##### Entries supplied

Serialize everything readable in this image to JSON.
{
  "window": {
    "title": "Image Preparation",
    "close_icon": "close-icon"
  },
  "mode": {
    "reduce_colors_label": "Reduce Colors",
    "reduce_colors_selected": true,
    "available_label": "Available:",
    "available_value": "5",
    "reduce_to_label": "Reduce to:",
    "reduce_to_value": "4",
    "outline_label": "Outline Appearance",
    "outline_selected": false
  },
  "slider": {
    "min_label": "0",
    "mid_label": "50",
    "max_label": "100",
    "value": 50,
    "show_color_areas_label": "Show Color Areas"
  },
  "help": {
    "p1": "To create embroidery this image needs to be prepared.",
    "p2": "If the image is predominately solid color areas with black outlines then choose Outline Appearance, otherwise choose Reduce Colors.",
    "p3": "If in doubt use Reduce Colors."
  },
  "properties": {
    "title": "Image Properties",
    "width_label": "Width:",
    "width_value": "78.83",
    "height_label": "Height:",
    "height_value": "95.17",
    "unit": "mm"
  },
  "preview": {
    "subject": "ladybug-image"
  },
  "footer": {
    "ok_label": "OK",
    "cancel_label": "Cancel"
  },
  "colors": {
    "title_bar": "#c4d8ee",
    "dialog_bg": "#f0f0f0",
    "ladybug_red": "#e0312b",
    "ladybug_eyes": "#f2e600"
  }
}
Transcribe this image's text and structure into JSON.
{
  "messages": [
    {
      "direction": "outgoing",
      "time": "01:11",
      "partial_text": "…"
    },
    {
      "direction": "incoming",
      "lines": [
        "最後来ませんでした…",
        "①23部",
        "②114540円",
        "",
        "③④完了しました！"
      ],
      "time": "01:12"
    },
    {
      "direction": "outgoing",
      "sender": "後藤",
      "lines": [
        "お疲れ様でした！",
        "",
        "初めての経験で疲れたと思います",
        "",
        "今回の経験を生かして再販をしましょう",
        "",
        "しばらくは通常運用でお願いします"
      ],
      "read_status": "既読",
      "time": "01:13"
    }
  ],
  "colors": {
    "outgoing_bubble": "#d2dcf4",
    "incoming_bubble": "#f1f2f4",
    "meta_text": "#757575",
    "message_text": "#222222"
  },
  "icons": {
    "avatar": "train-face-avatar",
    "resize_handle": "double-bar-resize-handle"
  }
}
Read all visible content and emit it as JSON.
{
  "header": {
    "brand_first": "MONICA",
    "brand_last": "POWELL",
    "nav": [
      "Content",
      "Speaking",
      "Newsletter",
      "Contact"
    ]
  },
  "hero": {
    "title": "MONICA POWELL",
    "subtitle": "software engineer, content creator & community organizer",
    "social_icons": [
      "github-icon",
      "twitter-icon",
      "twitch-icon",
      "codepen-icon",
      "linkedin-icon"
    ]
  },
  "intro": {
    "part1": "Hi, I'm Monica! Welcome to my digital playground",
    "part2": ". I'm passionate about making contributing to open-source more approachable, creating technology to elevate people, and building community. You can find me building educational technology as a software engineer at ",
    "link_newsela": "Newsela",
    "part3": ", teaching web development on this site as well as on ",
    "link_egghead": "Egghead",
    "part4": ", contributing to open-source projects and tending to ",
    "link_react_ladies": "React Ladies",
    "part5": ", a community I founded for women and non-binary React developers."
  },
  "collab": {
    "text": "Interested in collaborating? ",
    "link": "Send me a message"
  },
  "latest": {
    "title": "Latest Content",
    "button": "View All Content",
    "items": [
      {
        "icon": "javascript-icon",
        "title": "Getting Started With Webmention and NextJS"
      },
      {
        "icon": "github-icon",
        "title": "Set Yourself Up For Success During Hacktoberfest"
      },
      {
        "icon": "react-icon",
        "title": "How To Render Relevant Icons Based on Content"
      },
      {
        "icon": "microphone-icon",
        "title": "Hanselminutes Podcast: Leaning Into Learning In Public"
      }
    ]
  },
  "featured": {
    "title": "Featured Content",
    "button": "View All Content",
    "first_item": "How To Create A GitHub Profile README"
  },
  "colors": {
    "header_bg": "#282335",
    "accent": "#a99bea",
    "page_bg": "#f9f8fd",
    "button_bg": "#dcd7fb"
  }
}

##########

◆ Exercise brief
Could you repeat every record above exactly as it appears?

◆ Response area
Serialize everything readable in this image to JSON.
{
  "window": {
    "title": "Image Preparation",
    "close_icon": "close-icon"
  },
  "mode": {
    "reduce_colors_label": "Reduce Colors",
    "reduce_colors_selected": true,
    "available_label": "Available:",
    "available_value": "5",
    "reduce_to_label": "Reduce to:",
    "reduce_to_value": "4",
    "outline_label": "Outline Appearance",
    "outline_selected": false
  },
  "slider": {
    "min_label": "0",
    "mid_label": "50",
    "max_label": "100",
    "value": 50,
    "show_color_areas_label": "Show Color Areas"
  },
  "help": {
    "p1": "To create embroidery this image needs to be prepared.",
    "p2": "If the image is predominately solid color areas with black outlines then choose Outline Appearance, otherwise choose Reduce Colors.",
    "p3": "If in doubt use Reduce Colors."
  },
  "properties": {
    "title": "Image Properties",
    "width_label": "Width:",
    "width_value": "78.83",
    "height_label": "Height:",
    "height_value": "95.17",
    "unit": "mm"
  },
  "preview": {
    "subject": "ladybug-image"
  },
  "footer": {
    "ok_label": "OK",
    "cancel_label": "Cancel"
  },
  "colors": {
    "title_bar": "#c4d8ee",
    "dialog_bg": "#f0f0f0",
    "ladybug_red": "#e0312b",
    "ladybug_eyes": "#f2e600"
  }
}
Transcribe this image's text and structure into JSON.
{
  "messages": [
    {
      "direction": "outgoing",
      "time": "01:11",
      "partial_text": "…"
    },
    {
      "direction": "incoming",
      "lines": [
        "最後来ませんでした…",
        "①23部",
        "②114540円",
        "",
        "③④完了しました！"
      ],
      "time": "01:12"
    },
    {
      "direction": "outgoing",
      "sender": "後藤",
      "lines": [
        "お疲れ様でした！",
        "",
        "初めての経験で疲れたと思います",
        "",
        "今回の経験を生かして再販をしましょう",
        "",
        "しばらくは通常運用でお願いします"
      ],
      "read_status": "既読",
      "time": "01:13"
    }
  ],
  "colors": {
    "outgoing_bubble": "#d2dcf4",
    "incoming_bubble": "#f1f2f4",
    "meta_text": "#757575",
    "message_text": "#222222"
  },
  "icons": {
    "avatar": "train-face-avatar",
    "resize_handle": "double-bar-resize-handle"
  }
}
Read all visible content and emit it as JSON.
{
  "header": {
    "brand_first": "MONICA",
    "brand_last": "POWELL",
    "nav": [
      "Content",
      "Speaking",
      "Newsletter",
      "Contact"
    ]
  },
  "hero": {
    "title": "MONICA POWELL",
    "subtitle": "software engineer, content creator & community organizer",
    "social_icons": [
      "github-icon",
      "twitter-icon",
      "twitch-icon",
      "codepen-icon",
      "linkedin-icon"
    ]
  },
  "intro": {
    "part1": "Hi, I'm Monica! Welcome to my digital playground",
    "part2": ". I'm passionate about making contributing to open-source more approachable, creating technology to elevate people, and building community. You can find me building educational technology as a software engineer at ",
    "link_newsela": "Newsela",
    "part3": ", teaching web development on this site as well as on ",
    "link_egghead": "Egghead",
    "part4": ", contributing to open-source projects and tending to ",
    "link_react_ladies": "React Ladies",
    "part5": ", a community I founded for women and non-binary React developers."
  },
  "collab": {
    "text": "Interested in collaborating? ",
    "link": "Send me a message"
  },
  "latest": {
    "title": "Latest Content",
    "button": "View All Content",
    "items": [
      {
        "icon": "javascript-icon",
        "title": "Getting Started With Webmention and NextJS"
      },
      {
        "icon": "github-icon",
        "title": "Set Yourself Up For Success During Hacktoberfest"
      },
      {
        "icon": "react-icon",
        "title": "How To Render Relevant Icons Based on Content"
      },
      {
        "icon": "microphone-icon",
        "title": "Hanselminutes Podcast: Leaning Into Learning In Public"
      }
    ]
  },
  "featured": {
    "title": "Featured Content",
    "button": "View All Content",
    "first_item": "How To Create A GitHub Profile README"
  },
  "colors": {
    "header_bg": "#282335",
    "accent": "#a99bea",
    "page_bg": "#f9f8fd",
    "button_bg": "#dcd7fb"
  }
}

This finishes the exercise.